The Bernie Cornfeld Story
By Bert Cantor
New York, NY: Lyle Stuart, Inc.
“Remember one thing,” he would conclude: “Bulls make money in the market — Bears make money in the market — but Pigs never make money in the market.”
Google News Archive
8 August 1975, St Petersburg (FL) Times, pg. 3, col. 5:
Stone said, “There’s an old saying in the stock market: Bulls make money. Bears make money. Pigs get slaughtered.”
Maxwell Street: Survival in a Bazaar
By Ira Berkow
Garden City, NY: Doubleday
There is a favorite saying in the stock market: Bulls make money, bears make money, but pigs never make money.
The Book of Incomes
By Gerald Krefetz and Philip Gittelman
Published by Holt, Rinehart, and Winston
“Bulls make money, bears make money, but pigs get slaughtered” is an old Wall Street saying.
27 August 1984, Syracuse (NY) Herald-Journal, pg. D2, col. 4:
There are few old stock market sayings that are as true as the one that says, “Bulls make money and bears make money, but pigs get slaughtered.”
Managing Your Rental House for Increased Income
By Doreen Bierbrier
Published by Bantam Books
There is a saying in the stock market that “Bears make money (bear markets), bulls make money (bull markets), and pigs get slaughtered.”
1 March 1990, Rocky Mountain News (Denver, CO):
Another executive puts it this way: ‘’Bulls make money. Bears make money. Hogs get slaughtered.”
Trading for a Living:
Psychology, Trading Tactics, Money Management
By Alexander Elder
Hoboken, NJ: John Wiley and Sons
Traders say: “Bulls make money, bears make money, but hogs get slaughtered.”
Bulls Make Money, Bears Make Money, Pigs Get Slaughtered:
Wall Street Truisms that Stand the Test of Time (Hardcover)
by Anthony M. Gallea (Author)
Hardcover: 288 pages
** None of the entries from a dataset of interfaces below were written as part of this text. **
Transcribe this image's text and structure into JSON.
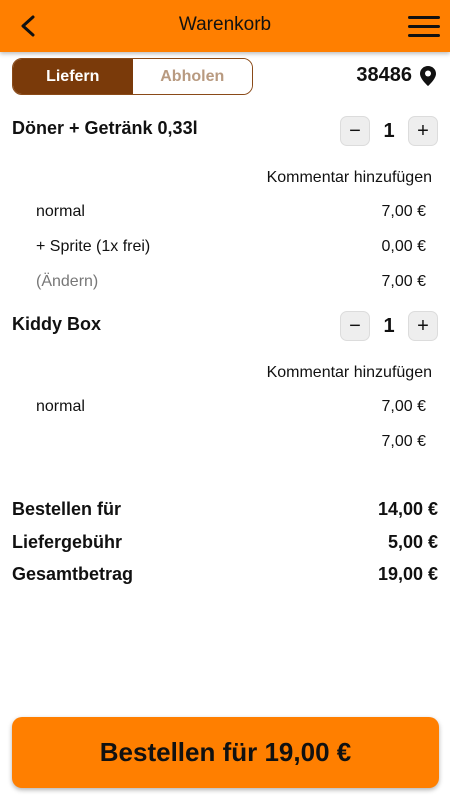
{
  "header": {
    "title": "Warenkorb",
    "back_icon": "chevron-left-icon",
    "menu_icon": "hamburger-menu-icon"
  },
  "delivery_mode": {
    "options": [
      "Liefern",
      "Abholen"
    ],
    "selected": "Liefern"
  },
  "location": {
    "postal_code": "38486",
    "icon": "location-pin-icon"
  },
  "cart": {
    "items": [
      {
        "name": "Döner + Getränk 0,33l",
        "quantity": "1",
        "minus_label": "−",
        "plus_label": "+",
        "comment_label": "Kommentar hinzufügen",
        "lines": [
          {
            "label": "normal",
            "price": "7,00 €"
          },
          {
            "label": "+ Sprite (1x frei)",
            "price": "0,00 €"
          },
          {
            "label": "(Ändern)",
            "price": "7,00 €"
          }
        ]
      },
      {
        "name": "Kiddy Box",
        "quantity": "1",
        "minus_label": "−",
        "plus_label": "+",
        "comment_label": "Kommentar hinzufügen",
        "lines": [
          {
            "label": "normal",
            "price": "7,00 €"
          },
          {
            "label": "",
            "price": "7,00 €"
          }
        ]
      }
    ]
  },
  "summary": {
    "order_for_label": "Bestellen für",
    "order_for_value": "14,00 €",
    "delivery_fee_label": "Liefergebühr",
    "delivery_fee_value": "5,00 €",
    "total_label": "Gesamtbetrag",
    "total_value": "19,00 €"
  },
  "checkout_button": {
    "label": "Bestellen für 19,00 €"
  },
  "colors": {
    "accent": "#ff7f00",
    "toggle_active": "#7a3a0a",
    "toggle_inactive_text": "#b89a80"
  }
}
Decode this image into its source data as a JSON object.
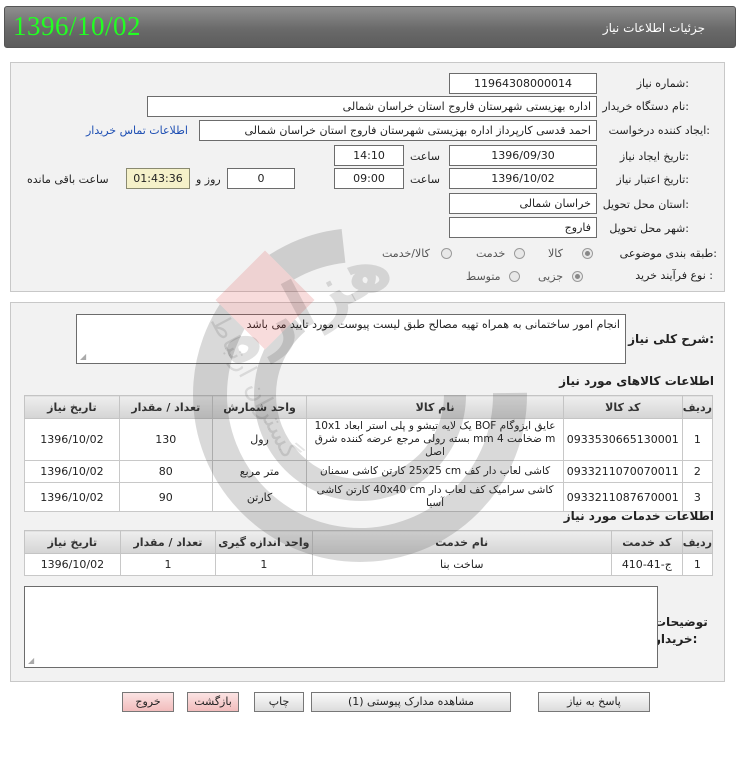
{
  "header": {
    "title": "جزئیات اطلاعات نیاز",
    "date": "1396/10/02"
  },
  "form": {
    "need_number": {
      "label": "شماره نیاز:",
      "value": "11964308000014"
    },
    "buyer_org": {
      "label": "نام دستگاه خریدار:",
      "value": "اداره بهزیستی شهرستان فاروج استان خراسان شمالی"
    },
    "requester": {
      "label": "ایجاد کننده درخواست:",
      "value": "احمد  قدسی کارپرداز اداره بهزیستی شهرستان فاروج استان خراسان شمالی",
      "contact_link": "اطلاعات تماس خریدار"
    },
    "created": {
      "label": "تاریخ ایجاد نیاز:",
      "date": "1396/09/30",
      "time_label": "ساعت",
      "time": "14:10"
    },
    "validity": {
      "label": "تاریخ اعتبار نیاز:",
      "date": "1396/10/02",
      "time_label": "ساعت",
      "time": "09:00",
      "days": "0",
      "days_label": "روز و",
      "remaining": "01:43:36",
      "remaining_label": "ساعت باقی مانده"
    },
    "province": {
      "label": "استان محل تحویل:",
      "value": "خراسان شمالی"
    },
    "city": {
      "label": "شهر محل تحویل:",
      "value": "فاروج"
    },
    "category": {
      "label": "طبقه بندی موضوعی:",
      "options": [
        "کالا",
        "خدمت",
        "کالا/خدمت"
      ],
      "selected": "کالا"
    },
    "purchase_type": {
      "label": "نوع فرآیند خرید :",
      "options": [
        "جزیی",
        "متوسط"
      ],
      "selected": "جزیی"
    }
  },
  "description": {
    "label": "شرح کلی نیاز:",
    "text": "انجام امور ساختمانی به همراه تهیه مصالح طبق لیست پیوست مورد تایید می باشد"
  },
  "goods": {
    "title": "اطلاعات کالاهای مورد نیاز",
    "headers": [
      "ردیف",
      "کد کالا",
      "نام کالا",
      "واحد شمارش",
      "تعداد / مقدار",
      "تاریخ نیاز"
    ],
    "rows": [
      [
        "1",
        "0933530665130001",
        "عایق ایزوگام BOF یک لایه تیشو و پلی استر ابعاد 10x1 m ضخامت 4 mm بسته رولی مرجع عرضه کننده شرق اصل",
        "رول",
        "130",
        "1396/10/02"
      ],
      [
        "2",
        "0933211070070011",
        "کاشی لعاب دار کف 25x25 cm کارتن کاشی سمنان",
        "متر مربع",
        "80",
        "1396/10/02"
      ],
      [
        "3",
        "0933211087670001",
        "کاشی سرامیک کف لعاب دار 40x40 cm کارتن کاشی آسیا",
        "کارتن",
        "90",
        "1396/10/02"
      ]
    ]
  },
  "services": {
    "title": "اطلاعات خدمات مورد نیاز",
    "headers": [
      "ردیف",
      "کد خدمت",
      "نام خدمت",
      "واحد اندازه گیری",
      "تعداد / مقدار",
      "تاریخ نیاز"
    ],
    "rows": [
      [
        "1",
        "ج-41-410",
        "ساخت بنا",
        "1",
        "1",
        "1396/10/02"
      ]
    ]
  },
  "comments": {
    "label": "توضیحات خریدار:",
    "value": ""
  },
  "buttons": {
    "reply": "پاسخ به نیاز",
    "attachments": "مشاهده مدارک پیوستی (1)",
    "print": "چاپ",
    "back": "بازگشت",
    "exit": "خروج"
  },
  "watermark": {
    "text": "هزاره",
    "subtext": "گستران ارتباط"
  },
  "colors": {
    "date_green": "#22ff22",
    "link_blue": "#1e4fb3",
    "header_gray": "#6a6a6a",
    "remaining_bg": "#f5f1c9"
  }
}
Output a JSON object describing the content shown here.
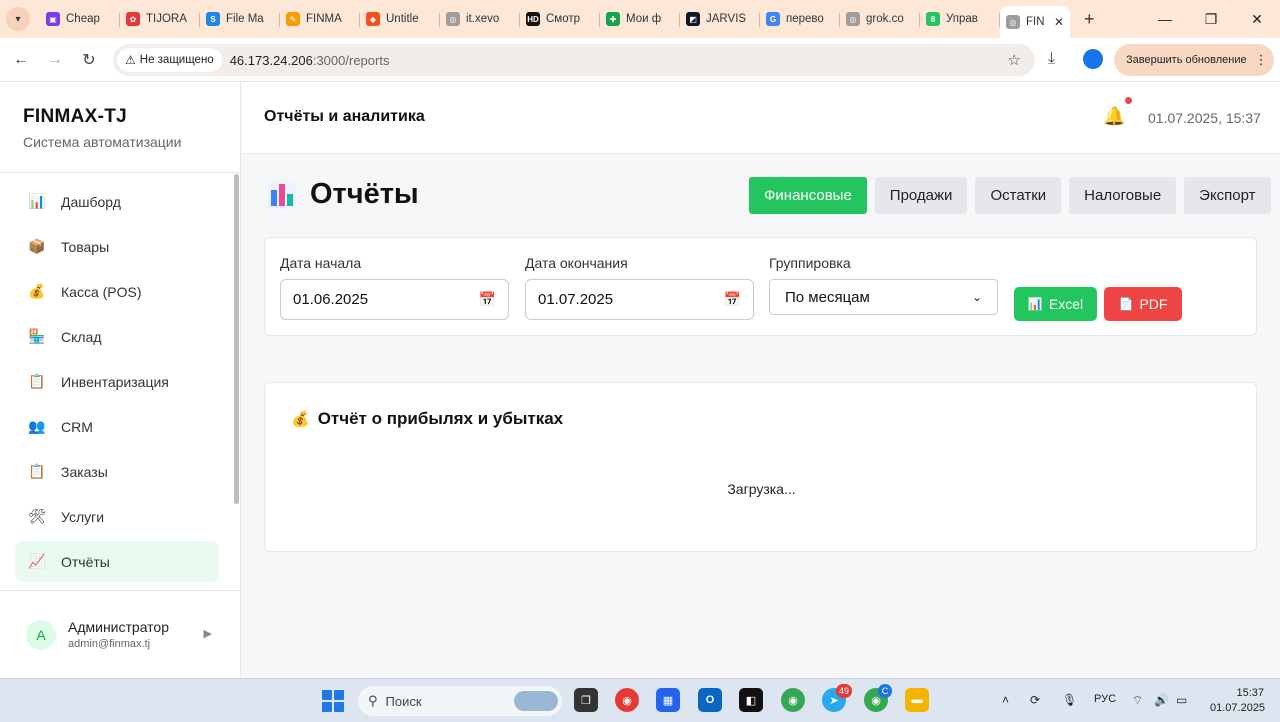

Publisher: Prentice Hall Press; 1st edition (January 15, 2002)
New York City • Banking/Finance/Insurance • (1) Comments • Monday, October 06, 2008 • Permalink